About this task:
Word for word, copy all the data and drop the pictures.

Source data
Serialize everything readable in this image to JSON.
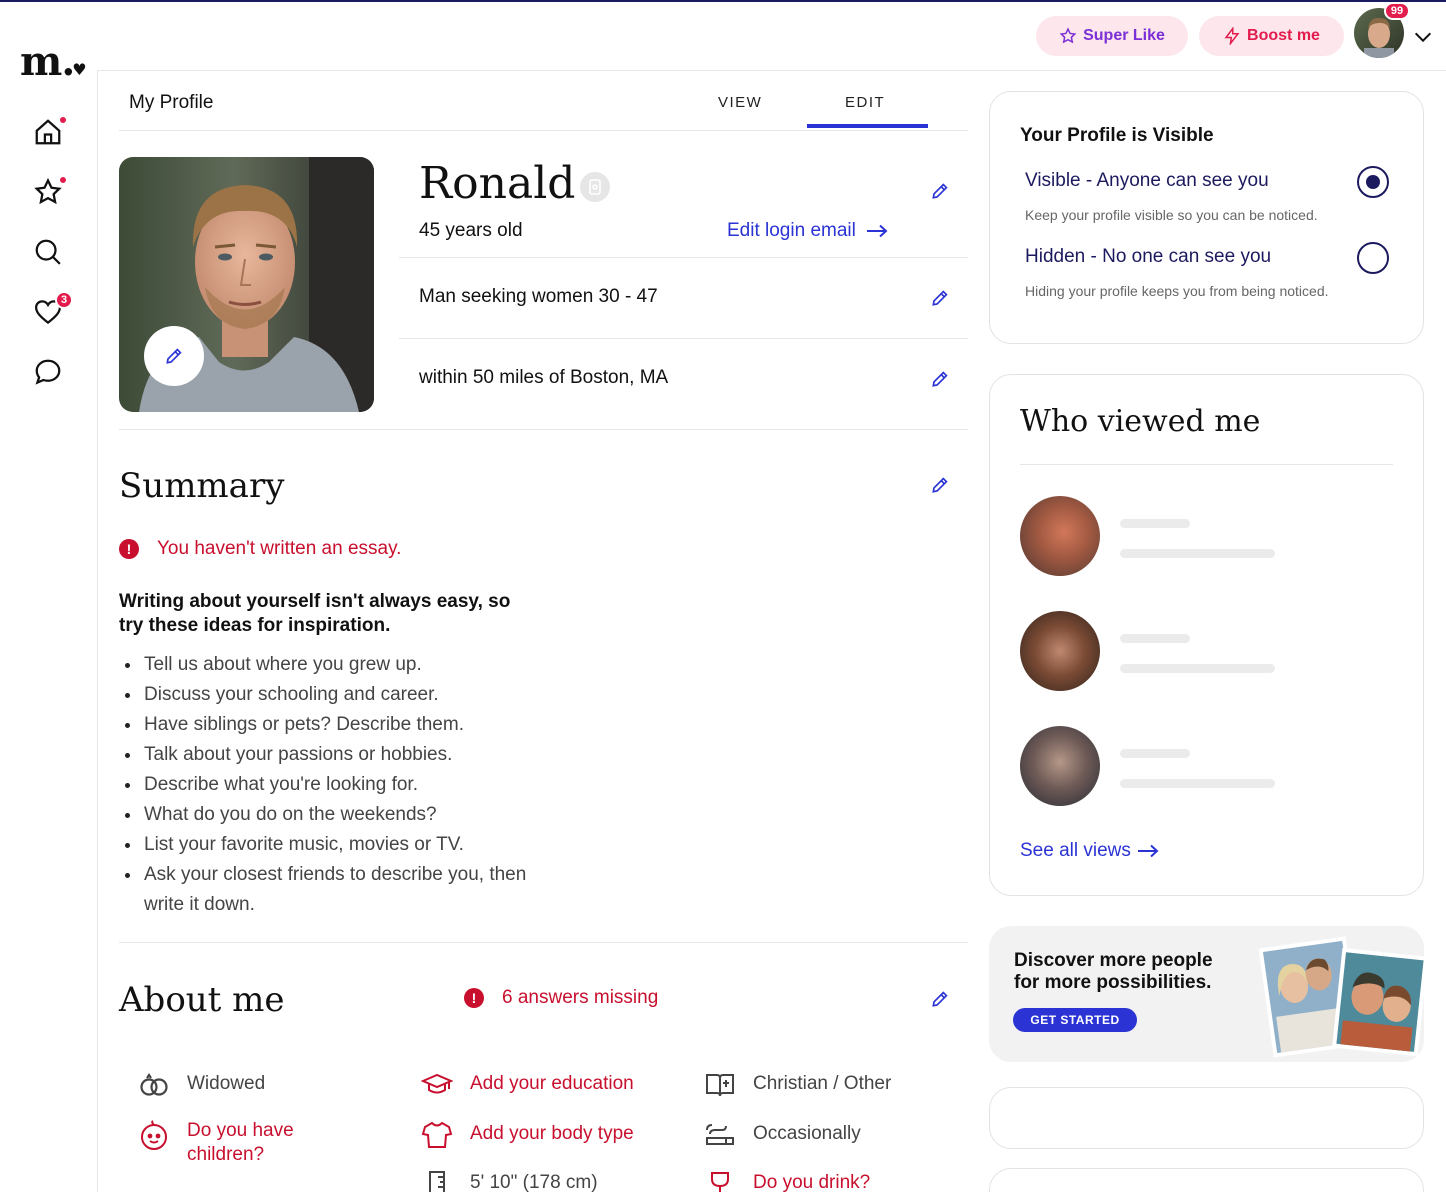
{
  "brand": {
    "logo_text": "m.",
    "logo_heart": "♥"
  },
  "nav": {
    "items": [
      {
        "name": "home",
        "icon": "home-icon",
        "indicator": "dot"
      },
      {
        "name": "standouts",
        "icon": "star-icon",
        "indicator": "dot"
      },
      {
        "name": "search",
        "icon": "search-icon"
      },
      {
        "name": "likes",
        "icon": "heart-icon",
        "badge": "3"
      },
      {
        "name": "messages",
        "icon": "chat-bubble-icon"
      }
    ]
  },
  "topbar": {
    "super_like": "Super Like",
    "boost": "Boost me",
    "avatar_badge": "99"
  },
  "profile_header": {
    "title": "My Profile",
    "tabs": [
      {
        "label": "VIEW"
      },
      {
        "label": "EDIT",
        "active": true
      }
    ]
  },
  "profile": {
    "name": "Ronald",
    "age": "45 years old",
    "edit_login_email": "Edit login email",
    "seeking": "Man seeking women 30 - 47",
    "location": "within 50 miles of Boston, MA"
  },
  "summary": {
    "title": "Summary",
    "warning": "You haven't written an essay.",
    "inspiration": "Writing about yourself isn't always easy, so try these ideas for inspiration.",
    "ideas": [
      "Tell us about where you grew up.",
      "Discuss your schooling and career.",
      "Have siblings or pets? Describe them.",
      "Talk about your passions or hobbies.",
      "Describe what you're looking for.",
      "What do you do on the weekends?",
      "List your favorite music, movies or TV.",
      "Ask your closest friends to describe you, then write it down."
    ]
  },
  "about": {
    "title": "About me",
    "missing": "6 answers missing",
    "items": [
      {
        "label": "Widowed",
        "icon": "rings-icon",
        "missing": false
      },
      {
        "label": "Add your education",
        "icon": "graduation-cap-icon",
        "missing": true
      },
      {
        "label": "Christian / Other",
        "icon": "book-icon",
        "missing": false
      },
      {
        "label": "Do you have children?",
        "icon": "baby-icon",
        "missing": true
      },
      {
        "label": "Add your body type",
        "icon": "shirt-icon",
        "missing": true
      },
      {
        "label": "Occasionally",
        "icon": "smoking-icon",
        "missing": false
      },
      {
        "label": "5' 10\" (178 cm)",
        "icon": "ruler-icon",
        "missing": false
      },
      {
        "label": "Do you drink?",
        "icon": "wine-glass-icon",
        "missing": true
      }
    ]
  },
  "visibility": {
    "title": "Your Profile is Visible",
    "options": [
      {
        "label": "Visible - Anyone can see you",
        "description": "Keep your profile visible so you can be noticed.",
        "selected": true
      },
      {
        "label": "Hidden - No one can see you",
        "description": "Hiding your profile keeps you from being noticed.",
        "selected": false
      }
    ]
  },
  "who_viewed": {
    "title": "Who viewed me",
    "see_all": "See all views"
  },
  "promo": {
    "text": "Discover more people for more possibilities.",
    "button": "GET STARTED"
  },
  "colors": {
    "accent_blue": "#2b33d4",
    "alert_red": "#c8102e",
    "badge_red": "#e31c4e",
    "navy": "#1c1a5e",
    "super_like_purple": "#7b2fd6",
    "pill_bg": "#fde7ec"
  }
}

Task solution:
Serialize everything readable in this image to JSON.
{
  "brand": {
    "logo_text": "m.",
    "logo_heart": "♥"
  },
  "nav": {
    "items": [
      {
        "name": "home",
        "icon": "home-icon",
        "indicator": "dot"
      },
      {
        "name": "standouts",
        "icon": "star-icon",
        "indicator": "dot"
      },
      {
        "name": "search",
        "icon": "search-icon"
      },
      {
        "name": "likes",
        "icon": "heart-icon",
        "badge": "3"
      },
      {
        "name": "messages",
        "icon": "chat-bubble-icon"
      }
    ]
  },
  "topbar": {
    "super_like": "Super Like",
    "boost": "Boost me",
    "avatar_badge": "99"
  },
  "profile_header": {
    "title": "My Profile",
    "tabs": [
      {
        "label": "VIEW"
      },
      {
        "label": "EDIT",
        "active": true
      }
    ]
  },
  "profile": {
    "name": "Ronald",
    "age": "45 years old",
    "edit_login_email": "Edit login email",
    "seeking": "Man seeking women 30 - 47",
    "location": "within 50 miles of Boston, MA"
  },
  "summary": {
    "title": "Summary",
    "warning": "You haven't written an essay.",
    "inspiration": "Writing about yourself isn't always easy, so try these ideas for inspiration.",
    "ideas": [
      "Tell us about where you grew up.",
      "Discuss your schooling and career.",
      "Have siblings or pets? Describe them.",
      "Talk about your passions or hobbies.",
      "Describe what you're looking for.",
      "What do you do on the weekends?",
      "List your favorite music, movies or TV.",
      "Ask your closest friends to describe you, then write it down."
    ]
  },
  "about": {
    "title": "About me",
    "missing": "6 answers missing",
    "items": [
      {
        "label": "Widowed",
        "icon": "rings-icon",
        "missing": false
      },
      {
        "label": "Add your education",
        "icon": "graduation-cap-icon",
        "missing": true
      },
      {
        "label": "Christian / Other",
        "icon": "book-icon",
        "missing": false
      },
      {
        "label": "Do you have children?",
        "icon": "baby-icon",
        "missing": true
      },
      {
        "label": "Add your body type",
        "icon": "shirt-icon",
        "missing": true
      },
      {
        "label": "Occasionally",
        "icon": "smoking-icon",
        "missing": false
      },
      {
        "label": "5' 10\" (178 cm)",
        "icon": "ruler-icon",
        "missing": false
      },
      {
        "label": "Do you drink?",
        "icon": "wine-glass-icon",
        "missing": true
      }
    ]
  },
  "visibility": {
    "title": "Your Profile is Visible",
    "options": [
      {
        "label": "Visible - Anyone can see you",
        "description": "Keep your profile visible so you can be noticed.",
        "selected": true
      },
      {
        "label": "Hidden - No one can see you",
        "description": "Hiding your profile keeps you from being noticed.",
        "selected": false
      }
    ]
  },
  "who_viewed": {
    "title": "Who viewed me",
    "see_all": "See all views"
  },
  "promo": {
    "text": "Discover more people for more possibilities.",
    "button": "GET STARTED"
  },
  "colors": {
    "accent_blue": "#2b33d4",
    "alert_red": "#c8102e",
    "badge_red": "#e31c4e",
    "navy": "#1c1a5e",
    "super_like_purple": "#7b2fd6",
    "pill_bg": "#fde7ec"
  }
}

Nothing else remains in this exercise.